Two days later the loth Battalion (Lieutenant-Colonel T . S. H.
BN .
Wade) met with better fortune in a bombing raid carried out
opposite Hooge in conjunction with the 9th Northumberland
Fusiliers. At 4 a.m. on 21St December the battalion grenadiers,
under Lieutenant G. W. Thacker, moved close to the German lines
and threw about a hundred bombs, working inwards towards a
similar party of the Northumberland Fusiliers who were applying
the same kind of treatment from the other flank. The enemy
trench seemed to be full at the time and there were indications that
many casualties were caused. German retaliation was feeble,
consisting only of a few bombs and rifle shots. The party withdrew,
with the loss of one man wounded, under cover of fifty rounds of
rapid shrapnel fire sent over in the hope of catching the Germans

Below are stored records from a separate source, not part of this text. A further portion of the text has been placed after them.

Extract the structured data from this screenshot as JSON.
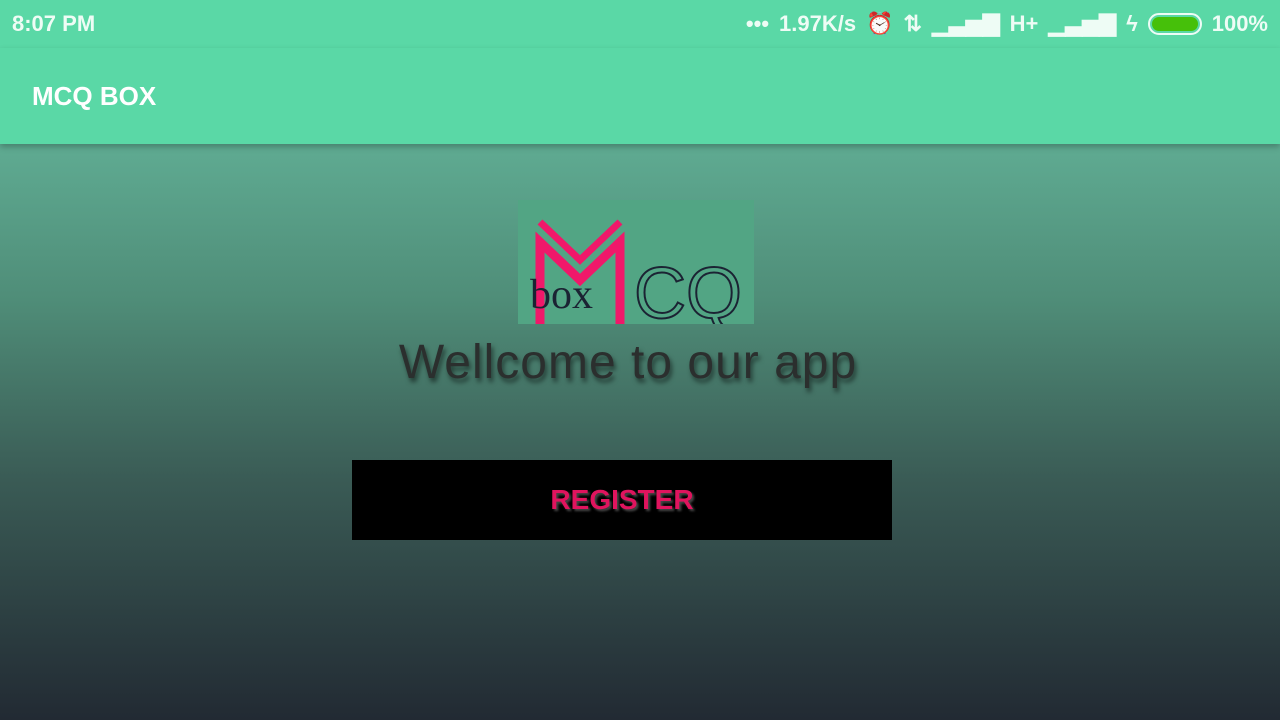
{
  "status": {
    "time": "8:07 PM",
    "speed": "1.97K/s",
    "network": "H+",
    "battery": "100%",
    "battery_level": 1.0
  },
  "app": {
    "title": "MCQ BOX"
  },
  "logo": {
    "text_m": "M",
    "text_box": "box",
    "text_cq": "CQ"
  },
  "welcome": "Wellcome to our app",
  "register_label": "REGISTER",
  "colors": {
    "accent": "#5ad8a6",
    "pink": "#e0145e"
  }
}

still standing-to on account of the raid.
The next venture of the IIth Battalion (Lieutenant-Colonel
D. Crosbie) was more successful than that of 8th/9th December,
but even so was robbed of its full due through no fault of its own.
The scene was practically the same as that of its previous raid,
namely the crossing of the Le Touquet-Warneton railway over the
Le Touquet-Le Gheer road. The plan was for two parties, "A" and
"B," self-contained and
but synchronized, to enter the
German trenches on each side of the level crossing, while a third
party made a feint with bombs so as to distract the enemy. "A"
party, on the left, under Second-Lieutenant
F. MacKinnon,
accompanied by an officer and seven men of the Royal Engineers
and carrying two Bangalore torpedoes, and by Private Glover with a
telephone, crawled out at 9.5 p.m. on 28th December and made their
way to a ditch which ran across No Man's Land. But as soon as they
had got so far, heavy machine-gun and rifle fire was heard some
distance away to the right, which had the effect of rousing the
enemy's suspicions
along the line that something was afoot. The